Norfolk Southern is suing several players involved in the February 3 derailment and subsequent chemical release that occurred in East Palestine, Ohio. Companies targeted in the lawsuit include Oxy Vinyls LP, Dow Chemical Inc. and GATX Corp., a global railcar lessor. Norfolk Southern stated in the suit, filed Friday, that everyone involved in shipping hazardous chemicals bears some responsibility under federal regulations.
Chemical Processing reported earlier this year that suppliers are typically not subject to liability because transportation providers accept responsibility for ensuring the materials arrive at their destination safely, according to attorney Mark Steger, senior counsel with Clark Hill, who specializes in environmental law for corporate clients, including chemical regulations.
“It’s really the railroad’s liability; the railroad’s fault,” he said at the time.
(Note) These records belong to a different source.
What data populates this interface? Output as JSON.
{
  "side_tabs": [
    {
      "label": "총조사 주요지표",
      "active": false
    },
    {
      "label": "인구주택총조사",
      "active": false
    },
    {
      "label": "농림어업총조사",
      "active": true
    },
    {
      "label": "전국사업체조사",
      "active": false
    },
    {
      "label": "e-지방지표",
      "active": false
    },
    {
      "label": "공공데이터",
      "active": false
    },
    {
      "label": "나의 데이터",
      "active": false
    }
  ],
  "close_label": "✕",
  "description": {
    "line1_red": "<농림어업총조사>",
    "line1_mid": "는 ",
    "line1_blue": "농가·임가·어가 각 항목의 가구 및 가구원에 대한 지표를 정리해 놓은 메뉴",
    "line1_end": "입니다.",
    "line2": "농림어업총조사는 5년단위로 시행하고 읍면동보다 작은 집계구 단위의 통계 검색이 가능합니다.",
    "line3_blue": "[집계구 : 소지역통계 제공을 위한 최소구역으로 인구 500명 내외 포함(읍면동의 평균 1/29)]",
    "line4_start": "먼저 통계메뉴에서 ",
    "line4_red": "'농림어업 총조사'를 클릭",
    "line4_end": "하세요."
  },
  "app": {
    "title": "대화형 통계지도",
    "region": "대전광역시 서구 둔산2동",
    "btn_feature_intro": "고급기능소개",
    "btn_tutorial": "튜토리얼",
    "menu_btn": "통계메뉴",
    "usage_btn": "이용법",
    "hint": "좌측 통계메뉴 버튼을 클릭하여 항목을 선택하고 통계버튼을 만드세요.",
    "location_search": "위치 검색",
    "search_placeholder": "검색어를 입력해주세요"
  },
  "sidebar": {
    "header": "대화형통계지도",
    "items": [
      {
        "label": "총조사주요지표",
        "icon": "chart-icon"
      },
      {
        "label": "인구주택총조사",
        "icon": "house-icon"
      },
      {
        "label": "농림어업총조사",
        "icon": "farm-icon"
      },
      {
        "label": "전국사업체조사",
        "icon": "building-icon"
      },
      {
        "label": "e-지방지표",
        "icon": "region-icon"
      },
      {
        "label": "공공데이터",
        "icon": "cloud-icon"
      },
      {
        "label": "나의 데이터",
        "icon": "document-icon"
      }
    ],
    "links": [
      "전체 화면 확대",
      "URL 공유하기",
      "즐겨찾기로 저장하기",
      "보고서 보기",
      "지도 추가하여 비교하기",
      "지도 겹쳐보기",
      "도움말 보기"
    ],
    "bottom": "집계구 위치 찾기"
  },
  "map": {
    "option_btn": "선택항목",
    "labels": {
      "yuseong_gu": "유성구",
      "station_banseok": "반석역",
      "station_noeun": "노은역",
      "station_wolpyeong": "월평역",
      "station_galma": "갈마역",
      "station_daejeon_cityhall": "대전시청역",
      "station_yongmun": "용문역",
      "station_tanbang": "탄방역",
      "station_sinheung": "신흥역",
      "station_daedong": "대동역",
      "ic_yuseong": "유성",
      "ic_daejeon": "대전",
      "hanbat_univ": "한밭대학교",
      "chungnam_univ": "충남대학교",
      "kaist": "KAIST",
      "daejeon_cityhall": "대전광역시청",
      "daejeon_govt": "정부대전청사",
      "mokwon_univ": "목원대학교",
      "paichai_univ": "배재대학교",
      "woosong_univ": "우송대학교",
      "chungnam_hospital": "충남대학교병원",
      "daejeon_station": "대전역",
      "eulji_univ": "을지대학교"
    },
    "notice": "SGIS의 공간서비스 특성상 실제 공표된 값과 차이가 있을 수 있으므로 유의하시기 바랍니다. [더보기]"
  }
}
The only exception would be if the chemical suppliers were grossly negligent in some way, he added.
Regarding this recent filing, Steger said the lawsuit is not surprising. "As to whether [Norfolk Southern] has a case, the devil in the details," he commented via email. "Tough to say without technical information on the causes(s) of the derailment and information on the contractual relationship between the various parties. Moreover, their insurers will have to evaluate the case as well and may want to simply resolve any liability before trial to avoid the expense/adverse ruling that could result in more financial exposure."
According to an AP article, the problem Norfolk Southern identified with one of the cars is that it sat idle for more than a year and a half in 2017 and 2018 and again for more than six months in 2018 and 2019. The manufacturer said railcars need to be moved at least one car length every six months to keep the grease on the bearings from degrading.
“Norfolk Southern’s lawsuit is a meritless disinformation campaign masquerading as a legal filing,” Oxy Vinyls spokeswoman Celina Cardenas said in the AP article. “Norfolk Southern’s recommendation to simultaneously detonate the railcars containing our product — contrary to the available information about the railcars’ condition or the product properties — appears to have been needlessly rushed to prioritize Norfolk Southern’s rail line operations.”
Chemical Processing previously reached out to Oxy Vinyls to confirm that the company had shipped a portion of the vinyl chloride that was on board the train that derailed but Cardenas declined to comment, saying "we have nothing to offer."